*WHAT YOU HAVE TO DO*. All lines holding the word "Stack" are to be copied from the records beneath.

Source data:
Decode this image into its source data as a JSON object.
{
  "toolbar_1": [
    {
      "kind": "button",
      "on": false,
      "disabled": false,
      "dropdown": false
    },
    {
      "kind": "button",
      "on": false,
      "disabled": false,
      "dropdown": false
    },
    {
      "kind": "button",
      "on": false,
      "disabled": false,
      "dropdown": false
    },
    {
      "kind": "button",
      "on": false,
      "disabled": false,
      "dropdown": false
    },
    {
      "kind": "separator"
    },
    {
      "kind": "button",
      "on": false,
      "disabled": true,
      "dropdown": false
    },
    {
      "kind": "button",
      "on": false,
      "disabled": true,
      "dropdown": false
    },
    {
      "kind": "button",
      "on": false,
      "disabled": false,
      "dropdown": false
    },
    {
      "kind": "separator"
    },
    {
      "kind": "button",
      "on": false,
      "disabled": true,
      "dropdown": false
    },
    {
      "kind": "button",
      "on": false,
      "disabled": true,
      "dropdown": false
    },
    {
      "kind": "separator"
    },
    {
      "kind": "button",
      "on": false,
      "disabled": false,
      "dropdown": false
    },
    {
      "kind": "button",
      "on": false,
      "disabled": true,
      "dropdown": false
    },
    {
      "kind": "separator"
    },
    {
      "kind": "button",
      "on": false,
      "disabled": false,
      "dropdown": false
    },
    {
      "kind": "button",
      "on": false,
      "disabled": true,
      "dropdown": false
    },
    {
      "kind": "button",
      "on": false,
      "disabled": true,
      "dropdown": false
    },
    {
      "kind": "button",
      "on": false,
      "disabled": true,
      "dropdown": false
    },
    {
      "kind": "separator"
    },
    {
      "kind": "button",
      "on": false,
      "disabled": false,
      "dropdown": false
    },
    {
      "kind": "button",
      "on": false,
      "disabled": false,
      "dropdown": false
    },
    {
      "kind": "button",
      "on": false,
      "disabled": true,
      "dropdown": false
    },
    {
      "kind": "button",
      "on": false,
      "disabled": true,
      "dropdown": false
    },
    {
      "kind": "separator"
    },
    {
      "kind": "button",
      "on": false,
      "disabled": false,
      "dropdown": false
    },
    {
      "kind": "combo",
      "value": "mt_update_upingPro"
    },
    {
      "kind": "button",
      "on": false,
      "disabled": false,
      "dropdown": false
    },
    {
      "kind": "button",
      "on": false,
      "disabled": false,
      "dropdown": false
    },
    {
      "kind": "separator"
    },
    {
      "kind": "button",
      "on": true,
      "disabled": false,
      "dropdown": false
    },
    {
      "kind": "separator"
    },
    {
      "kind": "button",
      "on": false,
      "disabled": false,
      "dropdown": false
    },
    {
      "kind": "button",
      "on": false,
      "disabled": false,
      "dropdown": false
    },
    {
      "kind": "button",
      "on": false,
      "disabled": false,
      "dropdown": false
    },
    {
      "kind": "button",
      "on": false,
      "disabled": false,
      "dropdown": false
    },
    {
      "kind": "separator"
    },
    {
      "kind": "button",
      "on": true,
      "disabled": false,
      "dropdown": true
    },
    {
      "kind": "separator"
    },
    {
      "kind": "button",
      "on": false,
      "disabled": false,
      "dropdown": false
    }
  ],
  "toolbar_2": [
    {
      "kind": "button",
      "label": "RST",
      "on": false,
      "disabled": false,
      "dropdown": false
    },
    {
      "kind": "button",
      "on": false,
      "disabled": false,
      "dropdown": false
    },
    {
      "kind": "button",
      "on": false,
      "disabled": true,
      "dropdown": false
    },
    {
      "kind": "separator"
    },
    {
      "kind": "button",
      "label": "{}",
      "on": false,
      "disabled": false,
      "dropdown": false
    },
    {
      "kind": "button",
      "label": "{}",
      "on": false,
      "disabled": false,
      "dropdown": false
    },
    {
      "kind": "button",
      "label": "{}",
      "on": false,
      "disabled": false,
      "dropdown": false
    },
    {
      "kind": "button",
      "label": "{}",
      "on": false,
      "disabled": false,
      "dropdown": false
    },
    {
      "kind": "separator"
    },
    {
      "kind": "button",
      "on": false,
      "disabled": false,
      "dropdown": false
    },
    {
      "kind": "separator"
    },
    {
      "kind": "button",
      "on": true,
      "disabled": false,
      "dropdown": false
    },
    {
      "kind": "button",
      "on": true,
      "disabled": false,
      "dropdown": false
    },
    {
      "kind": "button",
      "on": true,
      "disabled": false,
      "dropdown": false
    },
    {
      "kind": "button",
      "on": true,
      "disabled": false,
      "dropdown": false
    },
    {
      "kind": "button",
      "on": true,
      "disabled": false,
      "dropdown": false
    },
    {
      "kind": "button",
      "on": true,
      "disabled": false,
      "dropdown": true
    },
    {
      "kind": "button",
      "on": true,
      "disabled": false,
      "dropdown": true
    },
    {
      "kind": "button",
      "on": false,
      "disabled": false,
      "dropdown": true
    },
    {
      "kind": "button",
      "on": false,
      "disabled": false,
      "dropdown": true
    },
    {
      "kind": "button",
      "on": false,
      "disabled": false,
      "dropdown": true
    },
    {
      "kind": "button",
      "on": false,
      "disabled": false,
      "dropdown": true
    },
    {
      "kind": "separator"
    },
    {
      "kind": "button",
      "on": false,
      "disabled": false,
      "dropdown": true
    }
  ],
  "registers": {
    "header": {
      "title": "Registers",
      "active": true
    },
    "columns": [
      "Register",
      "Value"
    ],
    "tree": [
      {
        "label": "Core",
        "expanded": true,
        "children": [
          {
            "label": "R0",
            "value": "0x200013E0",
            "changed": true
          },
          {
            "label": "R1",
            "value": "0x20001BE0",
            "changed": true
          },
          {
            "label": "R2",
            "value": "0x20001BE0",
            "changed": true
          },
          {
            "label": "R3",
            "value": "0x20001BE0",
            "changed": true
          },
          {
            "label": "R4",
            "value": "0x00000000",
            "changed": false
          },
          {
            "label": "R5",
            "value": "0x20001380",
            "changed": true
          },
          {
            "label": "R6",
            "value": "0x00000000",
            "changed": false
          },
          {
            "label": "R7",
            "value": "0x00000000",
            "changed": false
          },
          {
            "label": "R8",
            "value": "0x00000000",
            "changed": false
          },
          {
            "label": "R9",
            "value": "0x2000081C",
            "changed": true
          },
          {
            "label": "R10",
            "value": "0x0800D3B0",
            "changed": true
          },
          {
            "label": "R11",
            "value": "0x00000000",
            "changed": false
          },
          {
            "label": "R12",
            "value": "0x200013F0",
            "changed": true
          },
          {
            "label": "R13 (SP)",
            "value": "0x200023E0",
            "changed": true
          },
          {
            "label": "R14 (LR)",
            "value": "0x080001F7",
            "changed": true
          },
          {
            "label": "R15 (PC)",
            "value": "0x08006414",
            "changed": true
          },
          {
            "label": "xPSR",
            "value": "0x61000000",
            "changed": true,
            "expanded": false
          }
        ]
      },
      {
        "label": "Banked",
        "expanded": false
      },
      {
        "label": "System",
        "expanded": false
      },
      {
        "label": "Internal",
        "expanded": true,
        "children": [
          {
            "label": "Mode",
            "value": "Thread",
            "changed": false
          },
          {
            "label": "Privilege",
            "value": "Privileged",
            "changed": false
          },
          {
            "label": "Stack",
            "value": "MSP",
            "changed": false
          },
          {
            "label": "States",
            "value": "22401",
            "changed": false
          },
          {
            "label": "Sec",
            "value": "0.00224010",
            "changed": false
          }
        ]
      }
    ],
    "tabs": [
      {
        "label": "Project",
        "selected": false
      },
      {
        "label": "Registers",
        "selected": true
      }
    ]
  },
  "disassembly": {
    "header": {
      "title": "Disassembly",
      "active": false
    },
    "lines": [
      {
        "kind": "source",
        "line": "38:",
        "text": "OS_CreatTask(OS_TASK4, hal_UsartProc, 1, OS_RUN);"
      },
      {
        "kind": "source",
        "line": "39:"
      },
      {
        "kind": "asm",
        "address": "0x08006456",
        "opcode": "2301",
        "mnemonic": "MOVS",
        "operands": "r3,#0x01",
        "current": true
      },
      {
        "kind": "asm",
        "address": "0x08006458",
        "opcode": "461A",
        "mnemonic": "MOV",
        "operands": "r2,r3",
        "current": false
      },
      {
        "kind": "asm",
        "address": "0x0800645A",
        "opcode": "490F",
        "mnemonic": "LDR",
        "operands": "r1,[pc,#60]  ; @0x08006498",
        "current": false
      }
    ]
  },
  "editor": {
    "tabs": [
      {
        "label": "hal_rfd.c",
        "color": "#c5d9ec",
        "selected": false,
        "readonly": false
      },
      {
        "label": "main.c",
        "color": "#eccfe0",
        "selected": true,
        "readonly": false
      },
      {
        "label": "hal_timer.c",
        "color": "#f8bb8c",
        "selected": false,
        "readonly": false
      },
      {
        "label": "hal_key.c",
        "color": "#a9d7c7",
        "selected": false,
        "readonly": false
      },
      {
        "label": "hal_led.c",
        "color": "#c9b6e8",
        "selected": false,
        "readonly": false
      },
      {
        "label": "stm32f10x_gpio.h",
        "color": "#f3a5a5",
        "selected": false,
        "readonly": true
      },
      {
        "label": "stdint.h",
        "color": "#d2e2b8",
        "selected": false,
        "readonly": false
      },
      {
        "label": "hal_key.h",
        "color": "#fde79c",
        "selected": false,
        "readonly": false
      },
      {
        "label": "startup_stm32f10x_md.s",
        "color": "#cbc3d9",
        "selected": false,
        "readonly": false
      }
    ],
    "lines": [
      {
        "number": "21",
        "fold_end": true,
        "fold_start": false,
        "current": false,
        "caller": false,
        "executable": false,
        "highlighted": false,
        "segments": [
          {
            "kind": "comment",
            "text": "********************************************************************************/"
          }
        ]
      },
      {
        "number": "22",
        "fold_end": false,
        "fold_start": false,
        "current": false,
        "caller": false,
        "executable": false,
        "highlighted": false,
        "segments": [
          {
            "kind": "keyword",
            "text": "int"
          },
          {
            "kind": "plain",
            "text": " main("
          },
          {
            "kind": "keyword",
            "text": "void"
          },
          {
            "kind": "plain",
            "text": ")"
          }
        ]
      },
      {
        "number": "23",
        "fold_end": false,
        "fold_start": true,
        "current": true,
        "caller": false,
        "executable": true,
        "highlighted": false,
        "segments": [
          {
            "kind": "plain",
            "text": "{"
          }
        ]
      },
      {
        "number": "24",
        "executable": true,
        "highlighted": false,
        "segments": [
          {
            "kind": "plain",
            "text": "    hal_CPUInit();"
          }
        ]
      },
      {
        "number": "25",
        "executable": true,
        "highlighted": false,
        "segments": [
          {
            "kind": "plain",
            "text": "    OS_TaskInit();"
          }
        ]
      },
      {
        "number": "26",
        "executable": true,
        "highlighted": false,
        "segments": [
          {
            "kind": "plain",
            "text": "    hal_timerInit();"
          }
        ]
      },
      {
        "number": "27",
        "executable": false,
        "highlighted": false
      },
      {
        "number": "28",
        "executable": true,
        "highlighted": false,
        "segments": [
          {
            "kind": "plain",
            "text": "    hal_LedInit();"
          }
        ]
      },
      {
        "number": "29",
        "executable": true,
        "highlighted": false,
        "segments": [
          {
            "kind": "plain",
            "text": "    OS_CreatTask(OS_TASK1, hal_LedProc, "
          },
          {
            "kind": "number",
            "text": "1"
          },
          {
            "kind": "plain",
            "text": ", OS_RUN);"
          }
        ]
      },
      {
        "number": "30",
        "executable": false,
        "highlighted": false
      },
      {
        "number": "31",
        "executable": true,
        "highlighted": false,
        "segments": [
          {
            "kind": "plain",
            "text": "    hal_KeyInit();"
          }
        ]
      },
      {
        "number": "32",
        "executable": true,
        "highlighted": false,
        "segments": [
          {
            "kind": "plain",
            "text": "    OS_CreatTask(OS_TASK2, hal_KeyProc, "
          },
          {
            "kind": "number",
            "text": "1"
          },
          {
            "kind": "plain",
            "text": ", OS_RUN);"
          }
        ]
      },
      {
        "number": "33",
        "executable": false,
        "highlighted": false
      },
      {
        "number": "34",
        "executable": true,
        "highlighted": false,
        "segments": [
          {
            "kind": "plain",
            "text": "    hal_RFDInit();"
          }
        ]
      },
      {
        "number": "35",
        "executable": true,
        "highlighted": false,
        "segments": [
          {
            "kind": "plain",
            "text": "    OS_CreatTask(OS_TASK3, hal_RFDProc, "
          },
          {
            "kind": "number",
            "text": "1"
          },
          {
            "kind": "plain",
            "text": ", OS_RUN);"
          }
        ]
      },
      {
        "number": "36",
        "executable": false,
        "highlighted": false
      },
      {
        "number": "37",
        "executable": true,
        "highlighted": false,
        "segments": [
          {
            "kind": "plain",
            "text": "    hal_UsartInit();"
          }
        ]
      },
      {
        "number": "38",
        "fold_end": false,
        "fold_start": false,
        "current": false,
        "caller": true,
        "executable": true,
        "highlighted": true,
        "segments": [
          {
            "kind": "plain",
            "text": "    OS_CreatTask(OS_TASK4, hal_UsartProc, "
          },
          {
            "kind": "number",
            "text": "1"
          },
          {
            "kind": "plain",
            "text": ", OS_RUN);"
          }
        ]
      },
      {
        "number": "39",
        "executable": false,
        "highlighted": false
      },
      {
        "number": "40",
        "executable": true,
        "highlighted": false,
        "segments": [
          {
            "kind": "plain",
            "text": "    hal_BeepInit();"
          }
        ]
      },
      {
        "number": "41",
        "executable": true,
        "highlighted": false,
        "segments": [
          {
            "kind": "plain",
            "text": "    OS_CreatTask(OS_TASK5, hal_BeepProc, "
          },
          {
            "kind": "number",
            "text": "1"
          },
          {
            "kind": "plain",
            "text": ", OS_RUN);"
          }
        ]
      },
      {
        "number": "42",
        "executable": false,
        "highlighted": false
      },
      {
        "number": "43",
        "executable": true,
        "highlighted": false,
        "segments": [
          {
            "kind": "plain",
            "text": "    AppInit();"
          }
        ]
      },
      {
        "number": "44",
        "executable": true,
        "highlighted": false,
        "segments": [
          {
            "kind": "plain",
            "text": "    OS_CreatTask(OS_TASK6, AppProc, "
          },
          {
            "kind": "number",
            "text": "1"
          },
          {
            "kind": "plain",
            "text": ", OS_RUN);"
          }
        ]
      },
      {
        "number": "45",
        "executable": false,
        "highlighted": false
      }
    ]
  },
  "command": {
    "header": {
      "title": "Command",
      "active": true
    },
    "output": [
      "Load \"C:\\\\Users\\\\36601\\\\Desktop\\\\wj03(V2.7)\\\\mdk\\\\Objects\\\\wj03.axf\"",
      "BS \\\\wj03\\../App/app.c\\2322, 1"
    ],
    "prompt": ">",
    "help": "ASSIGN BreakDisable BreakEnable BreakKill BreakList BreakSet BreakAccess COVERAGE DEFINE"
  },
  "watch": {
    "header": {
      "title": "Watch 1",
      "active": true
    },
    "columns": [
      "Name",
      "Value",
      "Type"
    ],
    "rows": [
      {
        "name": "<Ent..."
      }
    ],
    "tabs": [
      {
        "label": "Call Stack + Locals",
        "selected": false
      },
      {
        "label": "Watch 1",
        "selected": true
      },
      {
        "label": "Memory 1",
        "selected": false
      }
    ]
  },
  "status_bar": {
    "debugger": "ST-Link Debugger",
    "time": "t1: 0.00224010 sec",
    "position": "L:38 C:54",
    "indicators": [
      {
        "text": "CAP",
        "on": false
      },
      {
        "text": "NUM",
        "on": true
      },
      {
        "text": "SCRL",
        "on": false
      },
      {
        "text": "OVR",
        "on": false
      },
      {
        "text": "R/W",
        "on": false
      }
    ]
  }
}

*SOLUTION FOR THIS TASK*.
            "label": "Stack",
        "label": "Call Stack + Locals",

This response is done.